MATERIAL FOR THE TASK: Begin

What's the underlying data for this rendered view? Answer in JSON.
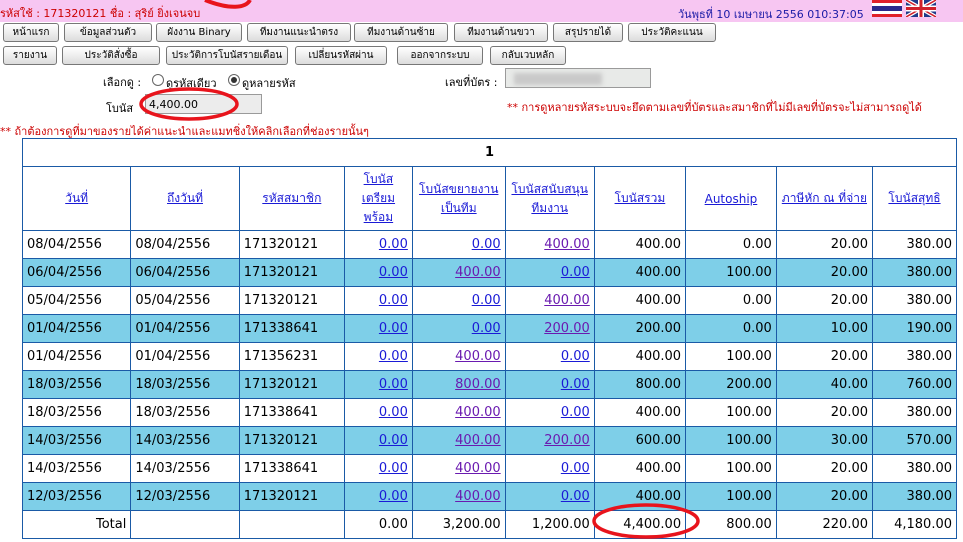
{
  "header": {
    "user_line": "รหัสใช้ : 171320121  ชื่อ : สุริย์ ยิ่งเจนจบ",
    "datetime": "วันพุธที่ 10 เมษายน 2556 010:37:05"
  },
  "nav_row1": [
    "หน้าแรก",
    "ข้อมูลส่วนตัว",
    "ผังงาน Binary",
    "ทีมงานแนะนำตรง",
    "ทีมงานด้านซ้าย",
    "ทีมงานด้านขวา",
    "สรุปรายได้",
    "ประวัติคะแนน"
  ],
  "nav_row2": [
    "รายงาน",
    "ประวัติสั่งซื้อ",
    "ประวัติการโบนัสรายเดือน",
    "เปลี่ยนรหัสผ่าน",
    "ออกจากระบบ",
    "กลับเวบหลัก"
  ],
  "filter": {
    "view_label": "เลือกดู :",
    "radio_single": "ดูรหัสเดียว",
    "radio_multi": "ดูหลายรหัส",
    "card_label": "เลขที่บัตร :",
    "bonus_label": "โบนัส",
    "bonus_value": "4,400.00",
    "note_right": "** การดูหลายรหัสระบบจะยึดตามเลขที่บัตรและสมาชิกที่ไม่มีเลขที่บัตรจะไม่สามารถดูได้",
    "note_left": "** ถ้าต้องการดูที่มาของรายได้ค่าแนะนำและแมทชิ่งให้คลิกเลือกที่ช่องรายนั้นๆ"
  },
  "table": {
    "page": "1",
    "headers": [
      "วันที่",
      "ถึงวันที่",
      "รหัสสมาชิก",
      "โบนัสเตรียมพร้อม",
      "โบนัสขยายงานเป็นทีม",
      "โบนัสสนับสนุนทีมงาน",
      "โบนัสรวม",
      "Autoship",
      "ภาษีหัก ณ ที่จ่าย",
      "โบนัสสุทธิ"
    ],
    "rows": [
      [
        "08/04/2556",
        "08/04/2556",
        "171320121",
        "0.00",
        "0.00",
        "400.00",
        "400.00",
        "0.00",
        "20.00",
        "380.00"
      ],
      [
        "06/04/2556",
        "06/04/2556",
        "171320121",
        "0.00",
        "400.00",
        "0.00",
        "400.00",
        "100.00",
        "20.00",
        "380.00"
      ],
      [
        "05/04/2556",
        "05/04/2556",
        "171320121",
        "0.00",
        "0.00",
        "400.00",
        "400.00",
        "0.00",
        "20.00",
        "380.00"
      ],
      [
        "01/04/2556",
        "01/04/2556",
        "171338641",
        "0.00",
        "0.00",
        "200.00",
        "200.00",
        "0.00",
        "10.00",
        "190.00"
      ],
      [
        "01/04/2556",
        "01/04/2556",
        "171356231",
        "0.00",
        "400.00",
        "0.00",
        "400.00",
        "100.00",
        "20.00",
        "380.00"
      ],
      [
        "18/03/2556",
        "18/03/2556",
        "171320121",
        "0.00",
        "800.00",
        "0.00",
        "800.00",
        "200.00",
        "40.00",
        "760.00"
      ],
      [
        "18/03/2556",
        "18/03/2556",
        "171338641",
        "0.00",
        "400.00",
        "0.00",
        "400.00",
        "100.00",
        "20.00",
        "380.00"
      ],
      [
        "14/03/2556",
        "14/03/2556",
        "171320121",
        "0.00",
        "400.00",
        "200.00",
        "600.00",
        "100.00",
        "30.00",
        "570.00"
      ],
      [
        "14/03/2556",
        "14/03/2556",
        "171338641",
        "0.00",
        "400.00",
        "0.00",
        "400.00",
        "100.00",
        "20.00",
        "380.00"
      ],
      [
        "12/03/2556",
        "12/03/2556",
        "171320121",
        "0.00",
        "400.00",
        "0.00",
        "400.00",
        "100.00",
        "20.00",
        "380.00"
      ]
    ],
    "total": [
      "Total",
      "",
      "",
      "0.00",
      "3,200.00",
      "1,200.00",
      "4,400.00",
      "800.00",
      "220.00",
      "4,180.00"
    ]
  },
  "colors": {
    "topbar": "#f7c6f2",
    "row_alt": "#7ecfe8",
    "note": "#cc0000",
    "annotation": "#e8141c"
  }
}
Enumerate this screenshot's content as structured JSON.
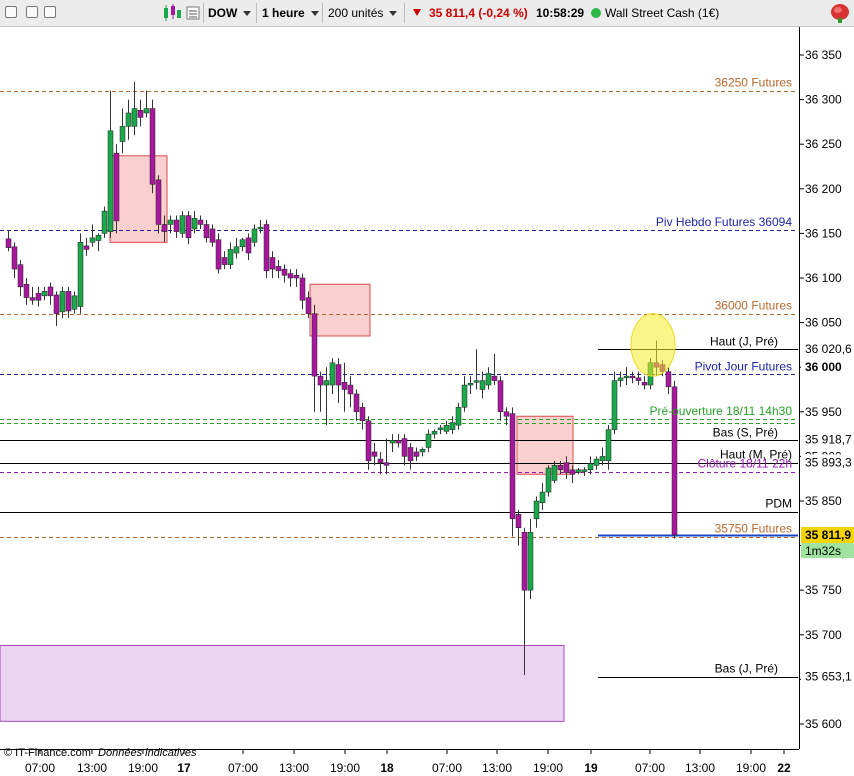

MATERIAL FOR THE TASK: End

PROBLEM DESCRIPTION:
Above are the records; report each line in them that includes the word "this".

EXERCISE ANSWER:
What's the underlying data for this rendered view? Answer in JSON.
Enumerate this screenshot's content as structured JSON.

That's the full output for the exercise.